There are some brilliant imageboards which moderate themselves, toxic users are weeded out by the community hivemind and only valuable information is kept. No ego-driven moderators to please, no "circle-handholding", no waste of time or energy; basically like good old pre-eternal September internet.
My favorite section is the Internet section, which contains some interesting internet history and philosophy.
Wasn't there more to it than this archive captured?
I wasn't into chan culture, but this person struck me as pretty creative. What ever happened to them?
In other parts of the world where people have it much rougher, children aren't put inside of a bubble where they remain clueless about how the world works and the nature of human beings.
Not everyone is awful -- most people aren't, I assume (or perhaps, like to hope).
But 4chan put you face to face with some of the most vile, fucked-up shit you'd ever seen in your life on the daily. And this can give you a lot of perspective, especially early on in life.
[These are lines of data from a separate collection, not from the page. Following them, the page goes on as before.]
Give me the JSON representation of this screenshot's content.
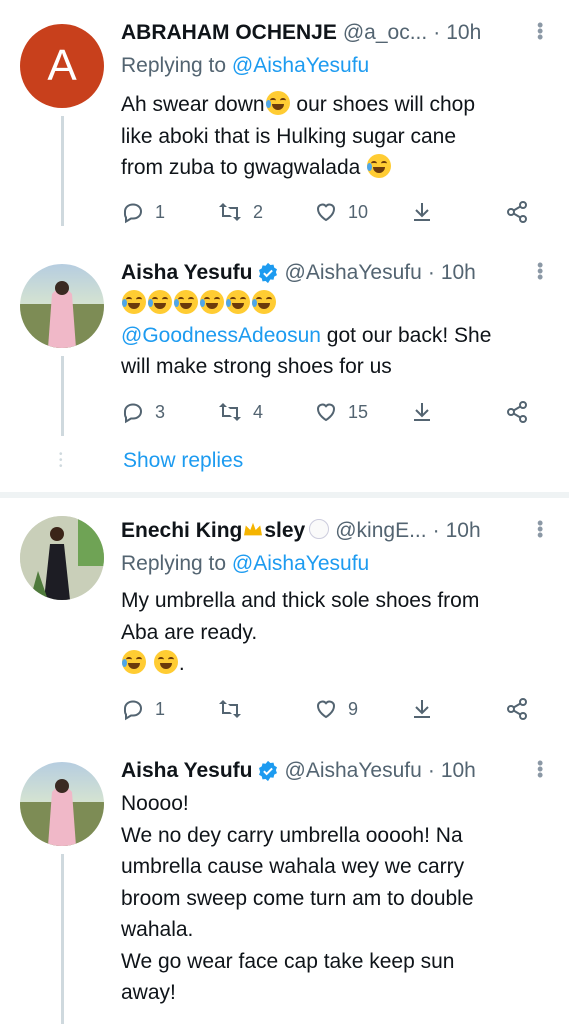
{
  "tweets": [
    {
      "name": "ABRAHAM OCHENJE",
      "handle": "@a_oc...",
      "time": "10h",
      "avatar_letter": "A",
      "replying_prefix": "Replying to ",
      "replying_to": "@AishaYesufu",
      "text_1": "Ah swear down",
      "text_2": " our shoes will chop",
      "text_3": "like aboki that is Hulking sugar cane",
      "text_4": "from zuba to gwagwalada ",
      "replies": "1",
      "retweets": "2",
      "likes": "10"
    },
    {
      "name": "Aisha Yesufu",
      "handle": "@AishaYesufu",
      "time": "10h",
      "mention": "@GoodnessAdeosun",
      "text_1": " got our back! She",
      "text_2": "will make strong shoes for us",
      "replies": "3",
      "retweets": "4",
      "likes": "15"
    },
    {
      "name_part1": "Enechi King",
      "name_part2": "sley",
      "handle": "@kingE...",
      "time": "10h",
      "replying_prefix": "Replying to ",
      "replying_to": "@AishaYesufu",
      "text_1": "My umbrella and thick sole shoes from",
      "text_2": "Aba are ready.",
      "text_3": ".",
      "replies": "1",
      "retweets": "",
      "likes": "9"
    },
    {
      "name": "Aisha Yesufu",
      "handle": "@AishaYesufu",
      "time": "10h",
      "lines": [
        "Noooo!",
        "We no dey carry umbrella ooooh! Na",
        "umbrella cause wahala wey we carry",
        "broom sweep come turn am to double",
        "wahala.",
        "We go wear face cap take keep sun",
        "away!"
      ]
    }
  ],
  "show_replies": "Show replies",
  "separator": "·",
  "colors": {
    "link": "#1d9bf0",
    "muted": "#536471",
    "avatar_a": "#c8401c",
    "verified": "#1d9bf0"
  },
  "icons": [
    "reply-icon",
    "retweet-icon",
    "like-icon",
    "share-icon",
    "more-icon",
    "verified-icon"
  ]
}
Being a 10 year old from suburbia who had only lived this regular, sheltered America life and then getting on 4Chan and seeing + interacting with these types of people was eye opening and quickly sheds light on a lot of things you probably couldn't conceive of.
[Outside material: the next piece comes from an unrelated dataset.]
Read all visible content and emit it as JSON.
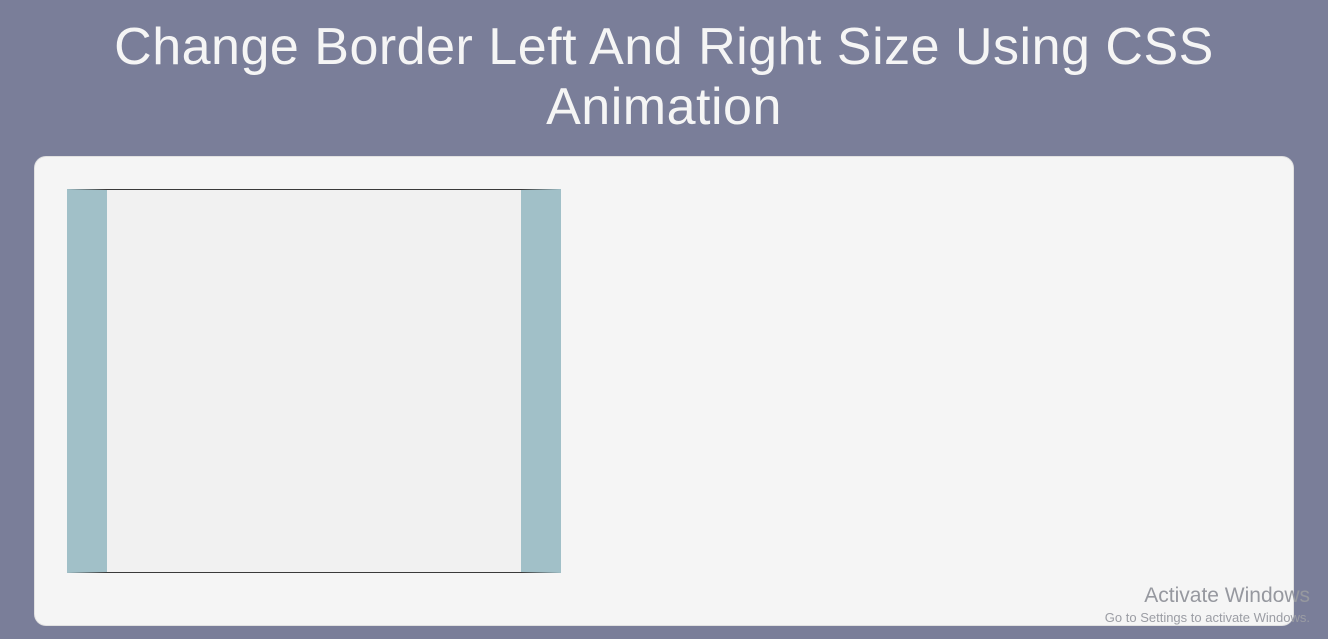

I guess it could make you callous or insensitive too, but fortunately I like to think that didn't happen to me.
- who you let stay
- who you let moderate
Who you let stay
Influencing who you let stay can be hard, as it's affected by a number of things. Moderators have the biggest hammers in terms of squelching and banning but users can exercise their voice via ignores and on some boards reputation. The unfortunate part about reputation is that it is usually enforced post-to-post, so it usually represents whether a poster links content that the community is already in a position to accept. This sounds nice but also sounds like the long-form of an echo-chamber construction. If your board supports hot-linking then new people will show up at your forum seeking their place in your community. They'll be influenced by the tools moderators and other users use on them. r/The_Donald r/ChapoTraphouse, and r/politics are all great representations of how when this system all works together it creates an environment that allows one type of poster to thrive while all other posters and repliers are muted into oblivion.
Who you let moderate
Moderators set the pace and trajectory for a community. Places like Reddit attempt to distribute power based on a topic. BB style forums can be run as moderated centrally or they can allocate moderation to individual board moderators. The moderators, based on their scope, will guide posters over time. Some do it like dang while others rule a kingdom with an iron fist. I do think this choice sets a tempo for the community, but I have no data to prove that.
Vitality and sharing makes each of the small problems above much larger, mainly due to dealing with sudden change. HN users might be acutely aware of this when new people exhibit Twitter-style behavior in the threads. Normally this is okay, but on certain topics people leak over more than not. What I'm describing is a network effect of the norms and culture of one community leaking into the next. At a certain this is probably fine, but at peak rates it becomes untenable.
Modern boards like Notabug suffer from it without a moderator.